- When you’ve answered the question “What is uninsured motorist coverage?” and you decide that you do want UM insurance, make sure you ask for the “Add On” UM insurance versus the “Reduced” UM insurance. An “add on” policy means that you get to add whatever amount of UM insurance you have to the other driver’s insurance. A “reduced” policy means you deduct your UM insurance from the striking driver’s insurance and whatever amount is left over is what is available to you to collect. So for example, if driver A hits driver B, and driver A has $100,000 in liability insurance and driver B has $50,000 in add-on UM insurance, then driver B may be able to collect a total of $150,000 in insurance. However, if Driver A has $100,000 in liability insurance and Driver B has $50,000 in reduced UM insurance, then Driver B only can collect a total of $100,000 in insurance. Make sure your personal injury lawyer requests all policies. In some situations, it’s possible to stack, which means adding the policies on top of each other.
- When you select your UM policy and you’re asked to pick whether you want an add-on or a reduced policy, the default selection is that you will get an add-on policy. If the insurance company cannot produce a written election where you outright rejected the add-on choice, then you should automatically have an add-on policy. O.C.G.A. §33-7- 11 (b)(1)(D)(2)(II).
- Your UM insurance goes with you wherever you go. Your UM insurance protects you whether you’re driving, sitting as a passenger in someone else’s car, or walking in the street.
- If you live with someone and that person has UM insurance, you may qualify under that person’s policy as a “resident relative”.
Medical Payments (“Med Pay”) Insurance
Medical payments (“med pay”) coverage is another way for you to look out for yourself and your loved ones. While liability or UM coverage can apply to any type of damages—for instance, medical bills or lost wages—med pay coverage applies only to medical bills. It often provides a way for you to get your medical bills paid fast. If you’re in a wreck and you need money for medical expenses quickly, the other driver’s liability insurance may not be much help if the other driver’s insurer moves slowly—which happens a lot. UM coverage may not cut the mustard either because insurers sometimes refuse to pay out UM benefits until the liability insurer has paid its share. In that situation—when liability and UM insurance money is slow in coming—med pay coverage could give you the money that you need at the time when you need it.
What a Georgia Insurance Lawyer Knows
Most of the time our clients come to us without knowing what car insurance they have. And that’s okay—we know what to do about it. We know how to make insurance companies prove to us what insurance they have, and in what amounts. We also know how to look for other insurance that may be available, like umbrella policies or resident relative policies, to cover the collision.
The point is: you don’t need to be an expert in auto insurance law, because we are. If you have been hurt in an automotive accident with an uninsured or underinsured motorist call us for a free consultation.

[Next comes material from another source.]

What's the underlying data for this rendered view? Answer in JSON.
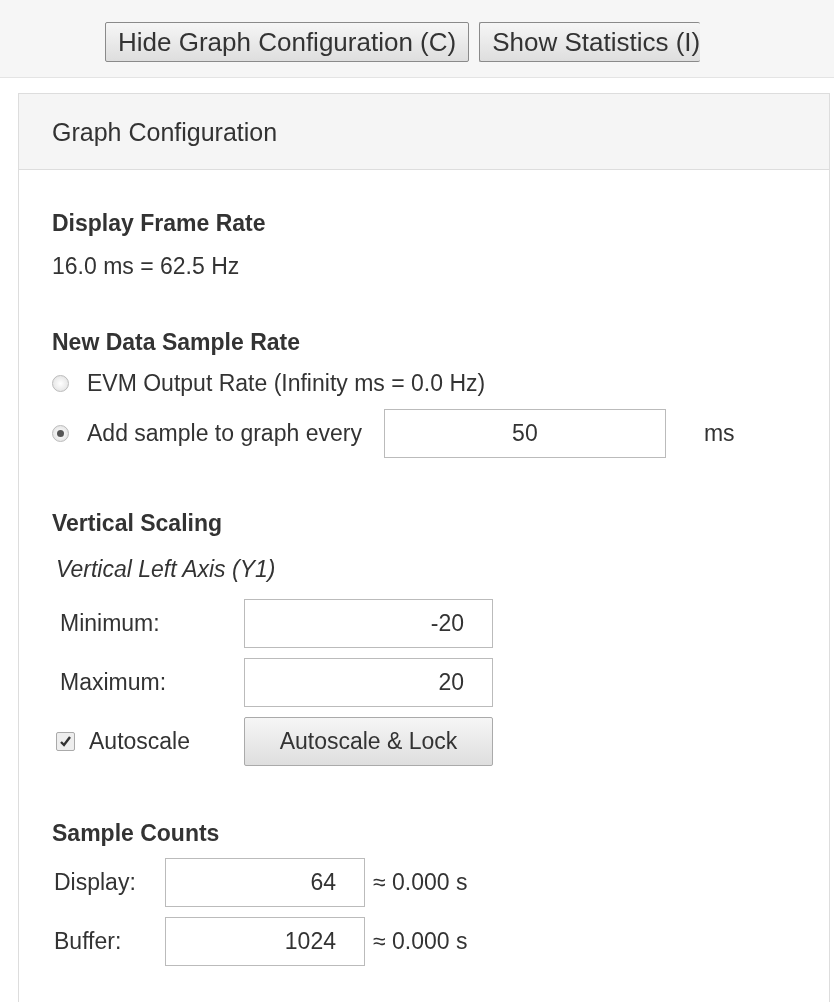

Yes, we know the answer to “What is uninsured motorist coverage?” and know the law and know how to win in court, but just as importantly we pride ourselves on our accessibility to our clients. Google us and you’ll find glowing 5-star reviews. Contact our Georgia car accident lawyer today.